is

vt + 6(k 2 ’ v 2 )vx + uxxx = 0 (7.20)

where k is a constant.

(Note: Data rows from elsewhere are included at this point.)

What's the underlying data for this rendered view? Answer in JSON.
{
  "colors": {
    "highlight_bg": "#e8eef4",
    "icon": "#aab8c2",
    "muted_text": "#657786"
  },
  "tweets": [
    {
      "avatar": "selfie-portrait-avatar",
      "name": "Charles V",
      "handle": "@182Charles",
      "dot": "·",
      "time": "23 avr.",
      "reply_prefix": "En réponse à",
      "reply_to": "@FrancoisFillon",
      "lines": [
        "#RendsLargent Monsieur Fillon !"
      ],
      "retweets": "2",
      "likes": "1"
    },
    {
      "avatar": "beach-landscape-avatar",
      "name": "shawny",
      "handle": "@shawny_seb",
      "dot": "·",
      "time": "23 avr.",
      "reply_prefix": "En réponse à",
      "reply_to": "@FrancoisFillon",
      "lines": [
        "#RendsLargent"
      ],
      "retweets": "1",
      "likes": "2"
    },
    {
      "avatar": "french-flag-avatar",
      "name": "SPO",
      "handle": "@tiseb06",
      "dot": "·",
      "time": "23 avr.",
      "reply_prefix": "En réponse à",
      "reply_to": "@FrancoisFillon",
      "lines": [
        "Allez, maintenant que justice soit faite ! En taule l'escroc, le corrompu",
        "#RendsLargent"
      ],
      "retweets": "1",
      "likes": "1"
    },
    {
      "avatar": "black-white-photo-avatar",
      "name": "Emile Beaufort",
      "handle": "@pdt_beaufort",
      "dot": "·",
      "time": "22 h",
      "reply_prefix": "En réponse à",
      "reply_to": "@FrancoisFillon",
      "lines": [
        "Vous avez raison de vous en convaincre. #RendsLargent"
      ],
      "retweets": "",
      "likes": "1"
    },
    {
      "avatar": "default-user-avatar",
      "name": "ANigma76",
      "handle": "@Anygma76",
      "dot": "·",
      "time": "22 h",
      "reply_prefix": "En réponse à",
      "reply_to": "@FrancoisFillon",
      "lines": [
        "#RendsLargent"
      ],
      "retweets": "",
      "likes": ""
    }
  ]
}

On the other hand, the SG equation when

expressed in light-cone coordinates x± = 1 (x ± t) reads

2

‚2ψ

= ’ sin ψ (7.21a)

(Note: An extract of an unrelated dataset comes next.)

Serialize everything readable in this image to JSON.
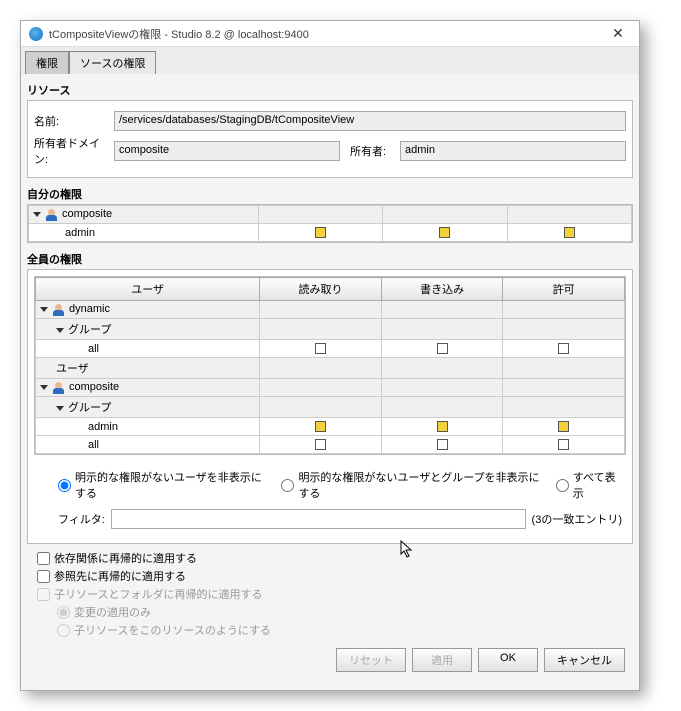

‚x+ ‚x’

© 2001 by Chapman & Hall/CRC

Table 7.1

A summary of nonlinear equations KdV, MKdV and SG for various choices of the coe¬cient

functions de¬ned in the text

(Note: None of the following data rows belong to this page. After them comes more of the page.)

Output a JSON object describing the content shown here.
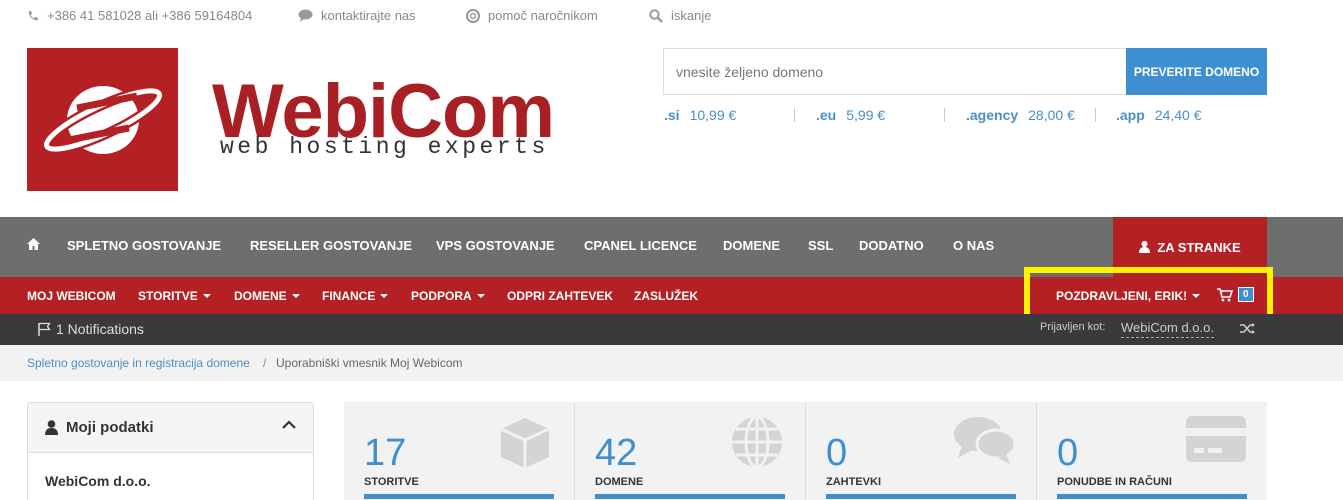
{
  "topbar": {
    "phone": "+386 41 581028 ali +386 59164804",
    "contact": "kontaktirajte nas",
    "help": "pomoč naročnikom",
    "search": "iskanje"
  },
  "logo": {
    "name": "WebiCom",
    "tagline": "web hosting experts"
  },
  "domain_search": {
    "placeholder": "vnesite željeno domeno",
    "button": "PREVERITE DOMENO",
    "prices": [
      {
        "ext": ".si",
        "price": "10,99 €"
      },
      {
        "ext": ".eu",
        "price": "5,99 €"
      },
      {
        "ext": ".agency",
        "price": "28,00 €"
      },
      {
        "ext": ".app",
        "price": "24,40 €"
      }
    ]
  },
  "mainnav": {
    "items": [
      "SPLETNO GOSTOVANJE",
      "RESELLER GOSTOVANJE",
      "VPS GOSTOVANJE",
      "CPANEL LICENCE",
      "DOMENE",
      "SSL",
      "DODATNO",
      "O NAS"
    ],
    "clients": "ZA STRANKE"
  },
  "clientnav": {
    "items": [
      "MOJ WEBICOM",
      "STORITVE",
      "DOMENE",
      "FINANCE",
      "PODPORA",
      "ODPRI ZAHTEVEK",
      "ZASLUŽEK"
    ],
    "greeting": "POZDRAVLJENI, ERIK!",
    "cart_count": "0"
  },
  "notifbar": {
    "notifications": "1 Notifications",
    "logged_as_label": "Prijavljen kot:",
    "logged_as_value": "WebiCom d.o.o."
  },
  "breadcrumb": {
    "home": "Spletno gostovanje in registracija domene",
    "separator": "/",
    "current": "Uporabniški vmesnik Moj Webicom"
  },
  "panel": {
    "title": "Moji podatki",
    "company": "WebiCom d.o.o."
  },
  "stats": [
    {
      "value": "17",
      "label": "STORITVE",
      "icon": "cube-icon"
    },
    {
      "value": "42",
      "label": "DOMENE",
      "icon": "globe-icon"
    },
    {
      "value": "0",
      "label": "ZAHTEVKI",
      "icon": "comments-icon"
    },
    {
      "value": "0",
      "label": "PONUDBE IN RAČUNI",
      "icon": "credit-card-icon"
    }
  ],
  "colors": {
    "brand_red": "#b52025",
    "accent_blue": "#3e8fd1",
    "nav_gray": "#6e6e6e",
    "highlight": "#fff200"
  }
}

'S<QQMSbySChapmanS>SHall/CRC

Equation f g a b c

uxx + 2»u ’ 2u2 2

KdV : ut = 6uux ’ uxxx ’u ’1 ’4»3 4» ’ 2u

MKdV : vt = 6v 2 vx ’ vxxx ’4»3 ’ 2»v 2 vxx + 2»vx + 4»2 v + 2v 3 ’vxx + 2»vx ’ 4»2 v ’ 2u3

’v v

™ 1

’ 1 ux 1 1 1

SG : ψ = ’ sin ψ 2 ux cos u sin u sin u

2 » 4» 4»

That is

™

ψ = ’ sin ψ (7.21b)

where the overdot (prime) denotes a partial derivative with respect

to x+ (x’ ).

The results for (Ti , χi ) corresponding to (7.20) and (7.21) are

MKdV

T1 = v 2 ,

χ1 = ’3v 4 ’ 2vvxx + vx

2

T2 = v 4 ’ 6k 2 v 2 + vx ,

2

2

vx vxxx vx

6 3

3v 2 vx

2

χ2 = v + v vxx ’ + ’ (7.22)

2 4

etc.

SG

2

T0 = ψ

χ0 = 2 cos ψ

4 2

T1 = ψ ’ 4ψ ,

2

χ1 = 4ψ cos ψ

16 3

6 2 2 2

T2 = ψ ’ 4ψ ψ + ψ ψ + 8ψ

3

14 2

χ2 = 2 ψ ’ 4ψ cos ψ (7.23)

3

etc.

Now given a conservation law in the form (7.4) we can identify

the corresponding constants of motion in the manner

∞

I[f ] = T [f (x, t)] dx (7.24)

’∞

where f (x, t) and its derivatives are assumed to decrease to zero

su¬ciently rapidly, that is as |x| ’ ∞. Here is a summary of I[f ]

for the KdV, MKdV, and SG systems

© 2001 by Chapman & Hall/CRC

KdV

I0 = dxu

dxu2

I1 =

1

dx u3 + u2

I2 = (7.25)

2x

etc.

MKdV

dxv 2

I1 =

dx v 4 + vx ’ 6k 2 v 2

2

I2 = (7.26)

etc.

SG

2

I0 = dx’ ψ

4 2

I1 = dx’ ψ ’ 4ψ

2 2 2

dx’ ψ 6 ’ 20ψ ψ

I2 = + 8ψ (7.27)

etc.

In writing I2 of SG we have integrated by parts and discarded a

total derivative.

7.3 Lax Equations

Lax™s idea of an operator formulation [13] of evolution equations gives

much insight into the rich symmetry structure of nonlinear systems.

The KdV equation admits a Lax representation which implies that

(7.2) can be represented as